While Nakhla and Graner were stationed at Abu Ghraib in 2003, the prospect of Americans being hauled into an Iraqi court seemed unimaginable -- because of the CPA guidelines, but also because the situation in Iraq was far less desperate. The political climate has shifted in both Iraq and the United States over the past three years. Many of the Iraqis who'd once welcomed U.S. troops and cheered the downfall of Saddam Hussein have become -- to put it mildly -- resentful of the American presence.
Other things have changed, too. The November killing of 24 people in Haditha and the rape and murder of a teenage Iraqi girl and her family members in Mahmudiya in March have enraged Iraqis. “We believe that the immunity given to members of coalition forces encouraged them to commit such crimes in cold blood,” Iraqi Prime Minister Nuri al-Maliki told journalists in July. “That makes it necessary to review it.”
The U.S. military justice system is dealing with many of the wrongdoers, and in some ways impressively. More than 250 officers and soldiers have been held accountable for mistreating detainees, says Army spokesman Major Wayne Marotto. Some, like Graner, are behind bars. Yet the legal process for contractors is deeply flawed. None of the civilian workers from Abu Ghraib have even been put on trial.

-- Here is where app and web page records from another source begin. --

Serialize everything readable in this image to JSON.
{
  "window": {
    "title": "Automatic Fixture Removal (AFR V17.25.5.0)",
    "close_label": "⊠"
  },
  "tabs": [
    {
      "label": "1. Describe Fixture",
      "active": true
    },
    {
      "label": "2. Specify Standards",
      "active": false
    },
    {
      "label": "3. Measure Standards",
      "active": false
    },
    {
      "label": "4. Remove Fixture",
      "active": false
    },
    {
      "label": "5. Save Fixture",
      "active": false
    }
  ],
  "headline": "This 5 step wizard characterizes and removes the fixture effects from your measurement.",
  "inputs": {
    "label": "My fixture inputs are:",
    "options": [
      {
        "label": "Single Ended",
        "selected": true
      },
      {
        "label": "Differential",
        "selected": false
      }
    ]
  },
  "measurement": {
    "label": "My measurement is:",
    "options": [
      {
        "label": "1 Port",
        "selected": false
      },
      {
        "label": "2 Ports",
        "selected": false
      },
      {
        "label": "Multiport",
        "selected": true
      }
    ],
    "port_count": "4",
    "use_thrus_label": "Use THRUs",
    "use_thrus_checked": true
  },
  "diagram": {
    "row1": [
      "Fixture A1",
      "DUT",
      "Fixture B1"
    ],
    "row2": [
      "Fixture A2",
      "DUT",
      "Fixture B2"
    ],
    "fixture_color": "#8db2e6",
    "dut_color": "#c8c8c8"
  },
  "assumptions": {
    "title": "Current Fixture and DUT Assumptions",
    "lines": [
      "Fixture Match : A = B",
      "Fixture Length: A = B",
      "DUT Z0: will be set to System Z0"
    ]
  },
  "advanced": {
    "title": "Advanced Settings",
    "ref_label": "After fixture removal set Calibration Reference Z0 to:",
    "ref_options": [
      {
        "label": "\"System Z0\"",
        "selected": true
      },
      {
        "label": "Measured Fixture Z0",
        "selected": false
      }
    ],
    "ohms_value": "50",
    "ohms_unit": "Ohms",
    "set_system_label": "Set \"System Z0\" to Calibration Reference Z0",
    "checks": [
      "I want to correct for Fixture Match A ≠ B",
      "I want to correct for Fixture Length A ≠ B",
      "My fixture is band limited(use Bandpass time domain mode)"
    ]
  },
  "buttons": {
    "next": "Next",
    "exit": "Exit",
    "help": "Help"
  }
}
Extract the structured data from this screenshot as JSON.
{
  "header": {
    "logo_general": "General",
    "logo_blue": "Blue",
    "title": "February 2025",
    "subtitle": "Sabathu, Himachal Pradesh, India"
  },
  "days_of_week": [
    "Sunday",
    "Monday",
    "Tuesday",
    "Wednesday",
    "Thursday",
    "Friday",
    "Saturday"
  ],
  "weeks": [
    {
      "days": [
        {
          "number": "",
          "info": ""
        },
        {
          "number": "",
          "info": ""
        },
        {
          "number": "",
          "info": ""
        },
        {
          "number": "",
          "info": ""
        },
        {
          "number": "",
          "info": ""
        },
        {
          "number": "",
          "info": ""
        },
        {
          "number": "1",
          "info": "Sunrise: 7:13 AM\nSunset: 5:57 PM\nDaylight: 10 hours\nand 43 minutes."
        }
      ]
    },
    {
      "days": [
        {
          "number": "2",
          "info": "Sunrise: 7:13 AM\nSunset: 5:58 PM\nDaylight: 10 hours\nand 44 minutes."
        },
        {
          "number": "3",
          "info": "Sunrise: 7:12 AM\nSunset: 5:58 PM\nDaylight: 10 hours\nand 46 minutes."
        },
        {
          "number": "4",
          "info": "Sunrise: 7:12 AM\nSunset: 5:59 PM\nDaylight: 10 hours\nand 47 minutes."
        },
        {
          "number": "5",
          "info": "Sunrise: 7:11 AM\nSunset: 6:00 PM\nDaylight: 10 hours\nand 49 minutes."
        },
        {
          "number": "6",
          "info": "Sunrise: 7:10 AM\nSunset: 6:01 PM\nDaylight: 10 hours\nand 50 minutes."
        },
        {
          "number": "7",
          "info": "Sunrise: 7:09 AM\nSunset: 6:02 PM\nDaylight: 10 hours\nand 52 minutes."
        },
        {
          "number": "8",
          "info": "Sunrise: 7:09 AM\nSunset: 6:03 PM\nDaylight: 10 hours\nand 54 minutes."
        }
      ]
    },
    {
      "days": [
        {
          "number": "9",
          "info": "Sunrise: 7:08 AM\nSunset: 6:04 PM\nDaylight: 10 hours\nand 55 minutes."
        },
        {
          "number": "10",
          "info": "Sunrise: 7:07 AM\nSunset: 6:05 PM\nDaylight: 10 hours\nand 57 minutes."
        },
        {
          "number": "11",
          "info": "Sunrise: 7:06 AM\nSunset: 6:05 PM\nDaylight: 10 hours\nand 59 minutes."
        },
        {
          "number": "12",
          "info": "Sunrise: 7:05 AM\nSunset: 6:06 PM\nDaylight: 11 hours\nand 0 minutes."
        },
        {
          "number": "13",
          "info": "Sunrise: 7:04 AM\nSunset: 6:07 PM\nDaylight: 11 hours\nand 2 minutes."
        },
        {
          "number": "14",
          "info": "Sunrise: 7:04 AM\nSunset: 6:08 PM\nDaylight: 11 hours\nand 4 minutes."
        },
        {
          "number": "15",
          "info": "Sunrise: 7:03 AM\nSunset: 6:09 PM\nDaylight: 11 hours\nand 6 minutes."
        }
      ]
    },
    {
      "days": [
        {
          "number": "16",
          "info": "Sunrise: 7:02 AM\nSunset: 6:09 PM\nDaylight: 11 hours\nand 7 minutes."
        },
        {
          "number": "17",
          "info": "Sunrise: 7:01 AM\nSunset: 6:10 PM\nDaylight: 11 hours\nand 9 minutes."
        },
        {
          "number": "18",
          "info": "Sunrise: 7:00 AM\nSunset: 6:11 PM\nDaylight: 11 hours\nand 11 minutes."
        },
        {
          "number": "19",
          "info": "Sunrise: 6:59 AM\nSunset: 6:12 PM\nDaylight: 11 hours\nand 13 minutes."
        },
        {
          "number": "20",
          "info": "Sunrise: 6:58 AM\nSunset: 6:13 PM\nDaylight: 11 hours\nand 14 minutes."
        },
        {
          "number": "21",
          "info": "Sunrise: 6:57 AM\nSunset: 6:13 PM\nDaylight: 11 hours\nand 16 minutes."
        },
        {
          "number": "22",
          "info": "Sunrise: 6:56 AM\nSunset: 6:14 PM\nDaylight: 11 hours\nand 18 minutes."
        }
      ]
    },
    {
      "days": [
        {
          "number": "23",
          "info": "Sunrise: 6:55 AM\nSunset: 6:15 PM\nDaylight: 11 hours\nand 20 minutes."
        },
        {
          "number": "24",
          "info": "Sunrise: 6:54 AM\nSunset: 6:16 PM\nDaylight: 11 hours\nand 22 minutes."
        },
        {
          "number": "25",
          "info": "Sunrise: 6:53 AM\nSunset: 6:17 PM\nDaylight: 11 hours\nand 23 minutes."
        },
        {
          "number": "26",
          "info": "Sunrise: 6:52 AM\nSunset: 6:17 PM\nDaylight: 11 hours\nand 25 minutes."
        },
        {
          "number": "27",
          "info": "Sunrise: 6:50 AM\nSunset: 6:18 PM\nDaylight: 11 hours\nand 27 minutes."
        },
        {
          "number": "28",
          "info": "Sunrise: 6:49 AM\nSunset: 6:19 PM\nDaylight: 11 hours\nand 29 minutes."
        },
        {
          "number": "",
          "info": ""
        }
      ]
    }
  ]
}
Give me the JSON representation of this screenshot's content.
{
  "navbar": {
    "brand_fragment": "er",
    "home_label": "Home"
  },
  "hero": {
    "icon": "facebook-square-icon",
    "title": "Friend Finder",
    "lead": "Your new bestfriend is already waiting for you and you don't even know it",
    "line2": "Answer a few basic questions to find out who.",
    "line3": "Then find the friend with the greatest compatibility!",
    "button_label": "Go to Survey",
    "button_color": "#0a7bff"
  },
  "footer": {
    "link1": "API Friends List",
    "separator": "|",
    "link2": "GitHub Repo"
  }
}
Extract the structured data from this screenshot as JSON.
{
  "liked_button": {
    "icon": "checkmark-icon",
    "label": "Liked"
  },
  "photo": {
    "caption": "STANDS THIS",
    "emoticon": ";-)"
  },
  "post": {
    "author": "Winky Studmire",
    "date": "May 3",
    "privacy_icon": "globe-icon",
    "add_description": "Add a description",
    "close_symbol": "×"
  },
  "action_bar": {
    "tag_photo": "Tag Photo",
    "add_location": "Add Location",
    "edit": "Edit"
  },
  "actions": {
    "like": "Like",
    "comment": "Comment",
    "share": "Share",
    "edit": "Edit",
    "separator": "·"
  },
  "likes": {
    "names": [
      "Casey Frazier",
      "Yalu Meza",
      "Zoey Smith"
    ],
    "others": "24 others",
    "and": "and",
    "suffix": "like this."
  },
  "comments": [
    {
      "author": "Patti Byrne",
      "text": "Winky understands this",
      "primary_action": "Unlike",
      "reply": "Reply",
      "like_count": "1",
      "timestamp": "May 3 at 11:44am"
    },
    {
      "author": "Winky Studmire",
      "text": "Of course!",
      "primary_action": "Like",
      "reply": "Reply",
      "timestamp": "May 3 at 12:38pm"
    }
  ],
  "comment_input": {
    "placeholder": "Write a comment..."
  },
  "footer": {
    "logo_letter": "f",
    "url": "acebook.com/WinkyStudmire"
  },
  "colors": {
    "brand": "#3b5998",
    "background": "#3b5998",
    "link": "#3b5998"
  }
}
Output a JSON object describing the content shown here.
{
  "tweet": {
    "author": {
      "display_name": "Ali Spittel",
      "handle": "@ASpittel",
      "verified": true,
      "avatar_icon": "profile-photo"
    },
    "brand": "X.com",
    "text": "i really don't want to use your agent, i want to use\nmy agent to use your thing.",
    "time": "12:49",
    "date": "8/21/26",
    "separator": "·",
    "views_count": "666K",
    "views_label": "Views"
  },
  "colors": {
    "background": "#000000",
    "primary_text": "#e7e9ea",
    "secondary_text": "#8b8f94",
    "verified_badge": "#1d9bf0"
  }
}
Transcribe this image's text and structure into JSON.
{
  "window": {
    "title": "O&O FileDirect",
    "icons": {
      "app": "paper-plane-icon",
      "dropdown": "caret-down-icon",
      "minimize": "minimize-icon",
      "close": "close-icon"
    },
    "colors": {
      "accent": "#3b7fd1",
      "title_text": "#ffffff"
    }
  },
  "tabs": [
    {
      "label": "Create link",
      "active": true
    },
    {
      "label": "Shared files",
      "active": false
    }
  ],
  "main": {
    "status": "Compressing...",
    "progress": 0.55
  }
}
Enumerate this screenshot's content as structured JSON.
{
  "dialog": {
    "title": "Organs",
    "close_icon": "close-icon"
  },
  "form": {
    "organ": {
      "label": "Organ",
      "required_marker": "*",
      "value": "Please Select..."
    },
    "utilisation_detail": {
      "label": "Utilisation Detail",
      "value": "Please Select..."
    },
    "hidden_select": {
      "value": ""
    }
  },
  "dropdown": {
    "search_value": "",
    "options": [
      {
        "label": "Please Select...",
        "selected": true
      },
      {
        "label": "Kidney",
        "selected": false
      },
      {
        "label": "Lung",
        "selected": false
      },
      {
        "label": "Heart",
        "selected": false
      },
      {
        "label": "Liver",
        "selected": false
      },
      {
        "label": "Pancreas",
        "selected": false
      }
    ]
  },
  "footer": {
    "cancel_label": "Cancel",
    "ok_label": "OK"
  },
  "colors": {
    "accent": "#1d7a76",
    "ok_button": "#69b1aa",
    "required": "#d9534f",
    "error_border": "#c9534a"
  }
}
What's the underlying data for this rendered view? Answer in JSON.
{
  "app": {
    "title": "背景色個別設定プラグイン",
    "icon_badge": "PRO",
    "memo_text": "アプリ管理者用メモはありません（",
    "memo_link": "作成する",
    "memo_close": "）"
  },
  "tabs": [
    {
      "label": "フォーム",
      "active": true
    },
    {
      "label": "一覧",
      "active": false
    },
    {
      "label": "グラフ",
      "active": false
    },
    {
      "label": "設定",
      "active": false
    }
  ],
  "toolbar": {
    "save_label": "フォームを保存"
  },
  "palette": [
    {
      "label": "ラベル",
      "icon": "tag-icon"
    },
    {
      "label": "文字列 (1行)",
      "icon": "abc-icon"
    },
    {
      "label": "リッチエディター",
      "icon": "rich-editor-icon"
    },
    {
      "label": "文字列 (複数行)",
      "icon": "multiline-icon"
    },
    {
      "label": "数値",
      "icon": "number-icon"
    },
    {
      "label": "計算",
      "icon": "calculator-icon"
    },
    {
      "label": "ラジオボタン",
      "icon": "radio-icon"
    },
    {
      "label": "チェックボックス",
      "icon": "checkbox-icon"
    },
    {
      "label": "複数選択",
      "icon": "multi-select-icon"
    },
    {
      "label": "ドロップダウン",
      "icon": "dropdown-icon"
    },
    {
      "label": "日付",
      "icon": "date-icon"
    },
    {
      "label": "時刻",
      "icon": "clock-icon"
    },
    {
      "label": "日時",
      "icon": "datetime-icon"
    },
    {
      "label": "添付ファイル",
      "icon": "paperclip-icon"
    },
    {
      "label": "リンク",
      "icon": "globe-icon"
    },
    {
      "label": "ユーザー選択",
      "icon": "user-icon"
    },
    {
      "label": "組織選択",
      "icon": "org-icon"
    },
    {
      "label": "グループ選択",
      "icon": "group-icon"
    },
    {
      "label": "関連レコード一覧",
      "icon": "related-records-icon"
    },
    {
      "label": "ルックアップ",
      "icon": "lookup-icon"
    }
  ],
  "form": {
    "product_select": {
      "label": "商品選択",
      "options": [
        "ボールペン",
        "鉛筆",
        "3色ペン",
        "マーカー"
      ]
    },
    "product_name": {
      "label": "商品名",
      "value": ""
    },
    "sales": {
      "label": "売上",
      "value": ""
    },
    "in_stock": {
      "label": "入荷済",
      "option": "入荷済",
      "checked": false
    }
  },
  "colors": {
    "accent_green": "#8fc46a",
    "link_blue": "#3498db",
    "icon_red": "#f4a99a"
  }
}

These days, Nakhla drives to work in a battered Toyota with a cross hanging from the rear-view window. On a May afternoon, he ambled through the shopping mall during a break from work and picked up a pizza. Nakhla has not had to answer questions from prosecutors about what he did -- or didn't do -- on the night shift at Abu Ghraib. As it looks now, he may never have to explain what happened. “It's certainly fair to say he hasn't been brought to justice,” says attorney Burke. “For him, it's over.”